Would you please give all the lines below again, exactly as they stand?
Material to process: Begin
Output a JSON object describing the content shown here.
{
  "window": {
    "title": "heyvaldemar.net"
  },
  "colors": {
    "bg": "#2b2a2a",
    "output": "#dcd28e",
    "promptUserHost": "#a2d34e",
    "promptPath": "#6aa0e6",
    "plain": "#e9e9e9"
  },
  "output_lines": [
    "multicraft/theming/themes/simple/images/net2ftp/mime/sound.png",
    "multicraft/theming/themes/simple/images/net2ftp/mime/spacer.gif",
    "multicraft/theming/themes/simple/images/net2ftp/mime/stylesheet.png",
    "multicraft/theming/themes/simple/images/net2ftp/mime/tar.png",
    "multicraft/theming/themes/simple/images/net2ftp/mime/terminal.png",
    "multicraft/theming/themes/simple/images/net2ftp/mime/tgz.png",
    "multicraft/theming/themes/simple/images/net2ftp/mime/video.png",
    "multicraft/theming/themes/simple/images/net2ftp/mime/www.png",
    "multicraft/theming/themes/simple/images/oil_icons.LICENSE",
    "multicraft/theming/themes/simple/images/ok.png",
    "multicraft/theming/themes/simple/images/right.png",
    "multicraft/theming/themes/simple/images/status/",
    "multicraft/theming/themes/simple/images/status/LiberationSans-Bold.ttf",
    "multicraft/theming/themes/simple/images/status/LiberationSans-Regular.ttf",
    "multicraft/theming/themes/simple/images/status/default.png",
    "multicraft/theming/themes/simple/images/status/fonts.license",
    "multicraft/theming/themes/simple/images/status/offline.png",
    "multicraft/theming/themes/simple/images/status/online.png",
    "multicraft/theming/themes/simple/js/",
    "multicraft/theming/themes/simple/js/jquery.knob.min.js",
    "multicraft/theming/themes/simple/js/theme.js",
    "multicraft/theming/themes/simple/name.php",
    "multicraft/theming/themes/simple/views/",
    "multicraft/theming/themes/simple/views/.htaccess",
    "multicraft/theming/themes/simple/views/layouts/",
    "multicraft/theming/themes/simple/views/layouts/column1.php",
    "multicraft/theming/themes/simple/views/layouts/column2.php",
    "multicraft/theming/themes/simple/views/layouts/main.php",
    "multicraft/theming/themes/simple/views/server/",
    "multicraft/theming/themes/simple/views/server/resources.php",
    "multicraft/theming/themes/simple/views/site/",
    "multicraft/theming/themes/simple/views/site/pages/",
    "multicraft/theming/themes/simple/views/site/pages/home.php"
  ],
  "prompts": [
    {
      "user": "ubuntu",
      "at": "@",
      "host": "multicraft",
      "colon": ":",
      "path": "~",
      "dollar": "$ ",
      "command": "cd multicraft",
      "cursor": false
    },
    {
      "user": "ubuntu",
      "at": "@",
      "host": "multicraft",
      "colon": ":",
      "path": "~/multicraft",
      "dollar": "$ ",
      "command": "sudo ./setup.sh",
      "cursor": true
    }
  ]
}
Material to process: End
* [Task solution]:
Output a JSON object describing the content shown here.
{
  "window": {
    "title": "heyvaldemar.net"
  },
  "colors": {
    "bg": "#2b2a2a",
    "output": "#dcd28e",
    "promptUserHost": "#a2d34e",
    "promptPath": "#6aa0e6",
    "plain": "#e9e9e9"
  },
  "output_lines": [
    "multicraft/theming/themes/simple/images/net2ftp/mime/sound.png",
    "multicraft/theming/themes/simple/images/net2ftp/mime/spacer.gif",
    "multicraft/theming/themes/simple/images/net2ftp/mime/stylesheet.png",
    "multicraft/theming/themes/simple/images/net2ftp/mime/tar.png",
    "multicraft/theming/themes/simple/images/net2ftp/mime/terminal.png",
    "multicraft/theming/themes/simple/images/net2ftp/mime/tgz.png",
    "multicraft/theming/themes/simple/images/net2ftp/mime/video.png",
    "multicraft/theming/themes/simple/images/net2ftp/mime/www.png",
    "multicraft/theming/themes/simple/images/oil_icons.LICENSE",
    "multicraft/theming/themes/simple/images/ok.png",
    "multicraft/theming/themes/simple/images/right.png",
    "multicraft/theming/themes/simple/images/status/",
    "multicraft/theming/themes/simple/images/status/LiberationSans-Bold.ttf",
    "multicraft/theming/themes/simple/images/status/LiberationSans-Regular.ttf",
    "multicraft/theming/themes/simple/images/status/default.png",
    "multicraft/theming/themes/simple/images/status/fonts.license",
    "multicraft/theming/themes/simple/images/status/offline.png",
    "multicraft/theming/themes/simple/images/status/online.png",
    "multicraft/theming/themes/simple/js/",
    "multicraft/theming/themes/simple/js/jquery.knob.min.js",
    "multicraft/theming/themes/simple/js/theme.js",
    "multicraft/theming/themes/simple/name.php",
    "multicraft/theming/themes/simple/views/",
    "multicraft/theming/themes/simple/views/.htaccess",
    "multicraft/theming/themes/simple/views/layouts/",
    "multicraft/theming/themes/simple/views/layouts/column1.php",
    "multicraft/theming/themes/simple/views/layouts/column2.php",
    "multicraft/theming/themes/simple/views/layouts/main.php",
    "multicraft/theming/themes/simple/views/server/",
    "multicraft/theming/themes/simple/views/server/resources.php",
    "multicraft/theming/themes/simple/views/site/",
    "multicraft/theming/themes/simple/views/site/pages/",
    "multicraft/theming/themes/simple/views/site/pages/home.php"
  ],
  "prompts": [
    {
      "user": "ubuntu",
      "at": "@",
      "host": "multicraft",
      "colon": ":",
      "path": "~",
      "dollar": "$ ",
      "command": "cd multicraft",
      "cursor": false
    },
    {
      "user": "ubuntu",
      "at": "@",
      "host": "multicraft",
      "colon": ":",
      "path": "~/multicraft",
      "dollar": "$ ",
      "command": "sudo ./setup.sh",
      "cursor": true
    }
  ]
}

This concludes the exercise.